I highly recommend reading Connected: The amazing power of social networks and how they shape our lives by Nicholas Christakis and James Fowler. The book poses the killer questions:
Is happiness catching? Is wealth contagious? Can your friends make you fat? Why do you bother to vote? Does free will exist? Your friend’s friend starts smoking, suddenly you find yourself reaching for a cigarette. But how can someone you’ll never know make you fatter and happier?
Nicholas spoke at the RSA in February, and I commend both the book and the video of his lecture to you. The empirical results described in Connected have led me to consider how social networks could best be leveraged in Welfare Reform, in particular Work Programme, and how positive influence factors within social networks could:

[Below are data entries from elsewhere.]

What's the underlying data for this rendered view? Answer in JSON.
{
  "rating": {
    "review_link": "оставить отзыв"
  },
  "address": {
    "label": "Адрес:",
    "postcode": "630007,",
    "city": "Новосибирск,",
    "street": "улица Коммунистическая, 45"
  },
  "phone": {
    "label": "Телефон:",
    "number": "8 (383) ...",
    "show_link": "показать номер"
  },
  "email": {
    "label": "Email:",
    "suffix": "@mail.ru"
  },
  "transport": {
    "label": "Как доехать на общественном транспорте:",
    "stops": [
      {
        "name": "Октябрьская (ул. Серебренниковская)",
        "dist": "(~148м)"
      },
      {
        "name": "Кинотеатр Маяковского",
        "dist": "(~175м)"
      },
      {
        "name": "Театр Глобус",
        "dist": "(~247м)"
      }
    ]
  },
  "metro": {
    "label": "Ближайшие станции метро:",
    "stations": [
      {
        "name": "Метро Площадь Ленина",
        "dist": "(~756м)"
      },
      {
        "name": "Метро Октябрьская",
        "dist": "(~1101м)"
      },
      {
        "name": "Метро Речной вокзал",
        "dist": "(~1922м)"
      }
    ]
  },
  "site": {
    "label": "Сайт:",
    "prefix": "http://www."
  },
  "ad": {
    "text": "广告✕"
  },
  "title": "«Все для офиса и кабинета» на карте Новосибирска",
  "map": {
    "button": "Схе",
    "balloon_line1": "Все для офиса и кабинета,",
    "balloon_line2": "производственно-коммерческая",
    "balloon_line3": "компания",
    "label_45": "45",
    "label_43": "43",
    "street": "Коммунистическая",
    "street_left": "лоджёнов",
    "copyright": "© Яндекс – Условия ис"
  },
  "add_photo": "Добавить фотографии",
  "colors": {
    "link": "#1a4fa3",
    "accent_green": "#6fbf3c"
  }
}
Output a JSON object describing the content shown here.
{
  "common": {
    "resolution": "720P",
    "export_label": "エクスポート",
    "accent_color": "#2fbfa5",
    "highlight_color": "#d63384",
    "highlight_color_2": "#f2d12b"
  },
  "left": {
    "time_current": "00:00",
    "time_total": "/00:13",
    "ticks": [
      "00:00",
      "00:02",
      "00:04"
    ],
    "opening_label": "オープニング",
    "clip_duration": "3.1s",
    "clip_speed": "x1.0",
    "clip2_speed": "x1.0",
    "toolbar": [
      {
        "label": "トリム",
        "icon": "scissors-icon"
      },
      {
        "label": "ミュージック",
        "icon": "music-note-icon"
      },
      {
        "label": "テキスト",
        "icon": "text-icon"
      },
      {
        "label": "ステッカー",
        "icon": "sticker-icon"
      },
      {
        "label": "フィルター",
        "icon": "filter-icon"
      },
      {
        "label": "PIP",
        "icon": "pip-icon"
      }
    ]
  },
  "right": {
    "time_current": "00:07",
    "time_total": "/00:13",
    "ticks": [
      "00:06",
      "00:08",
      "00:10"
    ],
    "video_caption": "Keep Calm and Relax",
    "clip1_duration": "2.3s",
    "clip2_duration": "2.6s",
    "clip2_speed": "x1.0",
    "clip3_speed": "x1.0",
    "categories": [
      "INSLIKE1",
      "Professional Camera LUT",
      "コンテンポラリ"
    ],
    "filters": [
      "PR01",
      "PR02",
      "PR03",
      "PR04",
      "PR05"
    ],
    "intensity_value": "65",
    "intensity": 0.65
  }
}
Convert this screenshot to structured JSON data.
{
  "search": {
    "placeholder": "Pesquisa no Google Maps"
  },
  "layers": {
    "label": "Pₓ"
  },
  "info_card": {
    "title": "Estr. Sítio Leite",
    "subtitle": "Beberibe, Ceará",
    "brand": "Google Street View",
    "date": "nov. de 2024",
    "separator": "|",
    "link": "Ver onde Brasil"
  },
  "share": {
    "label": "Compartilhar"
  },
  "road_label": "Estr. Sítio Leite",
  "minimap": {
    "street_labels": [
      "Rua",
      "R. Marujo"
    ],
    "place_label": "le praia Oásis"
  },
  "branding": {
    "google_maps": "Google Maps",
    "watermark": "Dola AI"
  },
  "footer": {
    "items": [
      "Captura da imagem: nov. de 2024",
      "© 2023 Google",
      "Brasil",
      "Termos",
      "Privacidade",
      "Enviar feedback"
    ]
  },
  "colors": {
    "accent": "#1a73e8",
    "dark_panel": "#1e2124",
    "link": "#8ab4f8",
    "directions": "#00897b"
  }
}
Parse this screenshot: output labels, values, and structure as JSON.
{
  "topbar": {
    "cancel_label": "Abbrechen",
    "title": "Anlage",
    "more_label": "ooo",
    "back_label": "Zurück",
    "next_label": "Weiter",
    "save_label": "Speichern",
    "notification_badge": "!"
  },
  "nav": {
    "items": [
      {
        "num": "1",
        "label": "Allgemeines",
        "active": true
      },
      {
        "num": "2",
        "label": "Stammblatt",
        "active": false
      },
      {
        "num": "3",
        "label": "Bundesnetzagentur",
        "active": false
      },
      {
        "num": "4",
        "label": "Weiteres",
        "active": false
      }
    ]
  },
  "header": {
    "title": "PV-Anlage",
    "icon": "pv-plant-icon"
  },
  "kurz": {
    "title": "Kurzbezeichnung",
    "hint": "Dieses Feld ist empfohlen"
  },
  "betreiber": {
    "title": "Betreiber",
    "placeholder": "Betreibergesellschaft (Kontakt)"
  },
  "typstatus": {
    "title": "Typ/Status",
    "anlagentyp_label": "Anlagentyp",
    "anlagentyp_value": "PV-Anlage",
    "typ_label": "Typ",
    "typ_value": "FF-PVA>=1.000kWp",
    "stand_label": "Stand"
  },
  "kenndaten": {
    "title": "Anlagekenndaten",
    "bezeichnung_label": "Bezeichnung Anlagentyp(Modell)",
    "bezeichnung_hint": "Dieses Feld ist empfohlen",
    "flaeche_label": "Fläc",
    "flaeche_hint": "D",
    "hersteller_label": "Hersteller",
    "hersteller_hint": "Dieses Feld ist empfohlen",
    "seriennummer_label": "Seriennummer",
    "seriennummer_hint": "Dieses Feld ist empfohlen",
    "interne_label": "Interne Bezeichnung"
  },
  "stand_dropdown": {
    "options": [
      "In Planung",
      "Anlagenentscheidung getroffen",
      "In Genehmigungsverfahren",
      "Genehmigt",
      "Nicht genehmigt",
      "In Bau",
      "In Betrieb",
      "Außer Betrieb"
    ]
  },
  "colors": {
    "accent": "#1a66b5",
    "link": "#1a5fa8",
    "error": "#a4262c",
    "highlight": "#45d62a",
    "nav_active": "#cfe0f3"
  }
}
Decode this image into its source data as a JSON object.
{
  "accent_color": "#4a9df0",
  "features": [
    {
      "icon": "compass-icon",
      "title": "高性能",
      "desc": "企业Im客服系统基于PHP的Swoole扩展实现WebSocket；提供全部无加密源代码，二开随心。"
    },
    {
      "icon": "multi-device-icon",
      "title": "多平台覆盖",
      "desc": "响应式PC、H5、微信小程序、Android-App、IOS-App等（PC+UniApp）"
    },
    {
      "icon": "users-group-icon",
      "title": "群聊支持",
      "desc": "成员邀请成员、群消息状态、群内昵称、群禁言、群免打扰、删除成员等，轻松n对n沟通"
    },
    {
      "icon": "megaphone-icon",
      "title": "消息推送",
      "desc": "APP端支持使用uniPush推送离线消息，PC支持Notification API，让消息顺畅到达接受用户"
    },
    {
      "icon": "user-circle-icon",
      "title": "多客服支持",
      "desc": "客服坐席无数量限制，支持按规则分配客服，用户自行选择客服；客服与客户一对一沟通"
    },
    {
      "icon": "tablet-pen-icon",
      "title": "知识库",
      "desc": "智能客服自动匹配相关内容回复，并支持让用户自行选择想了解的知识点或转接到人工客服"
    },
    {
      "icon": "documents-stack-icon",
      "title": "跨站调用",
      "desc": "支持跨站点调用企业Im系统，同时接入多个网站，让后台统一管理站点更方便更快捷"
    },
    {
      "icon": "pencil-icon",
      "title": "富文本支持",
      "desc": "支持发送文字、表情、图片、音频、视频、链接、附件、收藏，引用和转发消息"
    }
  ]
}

a) reinforce work ethics and work as social norm and
b) creation of support networks to ease transition from welfare to work.
Further Reading on Connectedness and the Social Graph
- Dataclysm: What our online lives tell us about our offline selves
- Graph-Based Social Media Analysis
- Social Network Analysis for EgoNets
- Mixed Methods Social Networks Research: Design and Applications (Structural Analysis in the Social Sciences)
- Exponential Random Graph Models: Theory, Methods, and Applications (Structural Analysis in the Social Sciences)